Coca-Cola is a global brand. The company’s headquarter is in Atlanta Georgia, but it has business interests all over the world. Its Coca-Cola drink is popular with many customers in all parts of the world. The drink is as old as the company is, but its appeal never seems to fade over time.
This is the result of carefully planned advertising, and marketing campaigns that seek to retain its appeal to all the people in the world. This makes it imperative to look at the flagship advertisement for the Coca-Cola open happiness campaign released in 2010. It will uncover some of the principles the company uses in its advertisements. The goal of this analysis is to examine the effectiveness of the advertisement in communicating the message of the advertising campaign.
The advert starts with a man taking a nap on a picnic shawl. There is a Coca-Cola bottle next to the man. A ladybird flies in and alerts other insects about the presence of the Coca-Cola bottle. Soon after, bees fly in and push down the bottle. Then, locusts on standby use their hind legs to set the bottle rolling downhill towards a stream. At this point, the sleeping man reaches out for the bottle, but a butterfly distracts the man by tickling his nose.
The bottle rolls all the way into the stream. Once there, dragonflies navigate the bottle across obstacles, but the bottle ends up stuck after falling off a waterfall. Thereafter, a swinging silkworm dislodges the bottle. Finally, a rhinoceros beetle opens the bottle. Leaves in the nearby bush conduct the drink to individual flowers from where all the insects participating in the heist get a share.
The advert uses insects as the main actors.

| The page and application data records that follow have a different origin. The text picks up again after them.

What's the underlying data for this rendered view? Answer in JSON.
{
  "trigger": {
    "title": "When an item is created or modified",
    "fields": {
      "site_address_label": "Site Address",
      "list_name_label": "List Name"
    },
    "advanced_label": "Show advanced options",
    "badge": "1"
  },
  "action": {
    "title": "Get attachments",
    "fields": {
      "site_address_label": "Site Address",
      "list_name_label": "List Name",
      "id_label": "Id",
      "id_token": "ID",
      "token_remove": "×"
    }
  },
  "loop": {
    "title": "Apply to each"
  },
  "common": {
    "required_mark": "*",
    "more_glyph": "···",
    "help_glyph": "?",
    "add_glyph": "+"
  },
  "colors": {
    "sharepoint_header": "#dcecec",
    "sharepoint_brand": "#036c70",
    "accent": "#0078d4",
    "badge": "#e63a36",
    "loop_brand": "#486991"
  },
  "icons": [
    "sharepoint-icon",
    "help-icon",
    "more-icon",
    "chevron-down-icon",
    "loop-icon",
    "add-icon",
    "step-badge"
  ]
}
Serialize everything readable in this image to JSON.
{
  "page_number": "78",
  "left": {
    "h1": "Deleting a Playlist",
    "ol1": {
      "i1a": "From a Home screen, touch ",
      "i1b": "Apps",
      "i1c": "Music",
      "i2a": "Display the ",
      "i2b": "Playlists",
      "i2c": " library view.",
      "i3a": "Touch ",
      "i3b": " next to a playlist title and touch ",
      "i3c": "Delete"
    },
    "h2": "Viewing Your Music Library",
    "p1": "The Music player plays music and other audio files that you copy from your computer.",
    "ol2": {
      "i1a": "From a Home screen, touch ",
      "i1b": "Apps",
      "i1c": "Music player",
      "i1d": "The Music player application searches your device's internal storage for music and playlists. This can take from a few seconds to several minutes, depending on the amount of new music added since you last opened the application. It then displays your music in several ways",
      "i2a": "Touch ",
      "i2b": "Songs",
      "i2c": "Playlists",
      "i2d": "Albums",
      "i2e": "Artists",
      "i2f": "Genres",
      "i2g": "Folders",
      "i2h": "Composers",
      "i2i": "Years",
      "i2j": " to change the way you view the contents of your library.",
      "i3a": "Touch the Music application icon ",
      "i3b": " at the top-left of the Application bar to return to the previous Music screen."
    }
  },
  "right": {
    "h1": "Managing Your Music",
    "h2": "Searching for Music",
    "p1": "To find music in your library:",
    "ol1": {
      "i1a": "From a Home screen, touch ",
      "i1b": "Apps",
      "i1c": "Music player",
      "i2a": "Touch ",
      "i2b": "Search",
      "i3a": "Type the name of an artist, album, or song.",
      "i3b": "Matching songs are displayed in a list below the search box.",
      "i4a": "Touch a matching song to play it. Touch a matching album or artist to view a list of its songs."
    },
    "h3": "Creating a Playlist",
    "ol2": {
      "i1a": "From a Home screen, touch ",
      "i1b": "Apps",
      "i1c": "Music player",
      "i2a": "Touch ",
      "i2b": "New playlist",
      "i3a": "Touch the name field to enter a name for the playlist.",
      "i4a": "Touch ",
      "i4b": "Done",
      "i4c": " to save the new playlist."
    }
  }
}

Each insect group plays a unique role in the process of getting the bottle opened in order to share its goodness. This choice makes the advert stand out immediately because the insects are doing something that is normally beyond their capacity.
The shared sense of mission provides a unique appeal towards drinking Coca-Cola because it implies that Coca-Cola makes happiness an open thing that is available to everyone. The main appeal employed is the shared sense of happiness. As noted earlier, this was the flagship advert for the Coca-Cola open happiness marketing campaign. Since the Coca-Cola Company sells its products worldwide, the choice of insects in the advert makes it acceptable to all the cultures without the risk of putting off some viewers.
The logical problems in the advert include the fact that the man does not notice any of the things going on around him. The solution to this problem comes from the distraction by the butterfly, which stops him from discovering that the bottle is missing. The other problem is that the insects used in the advertisement are not strong enough to push over a Coca-Cola bottle.
The makers of the advertisement resolved on group action by the insects. The final logical problem is that the insects needed coordination to act as a unit. The ladybird provides leadership for the whole army of insects by travelling with the bottle all the way to the end of the advert. This advertisement effectively communicates the feeling that Coca-Cola sought to pass on to its audience, which is that happiness is open for all.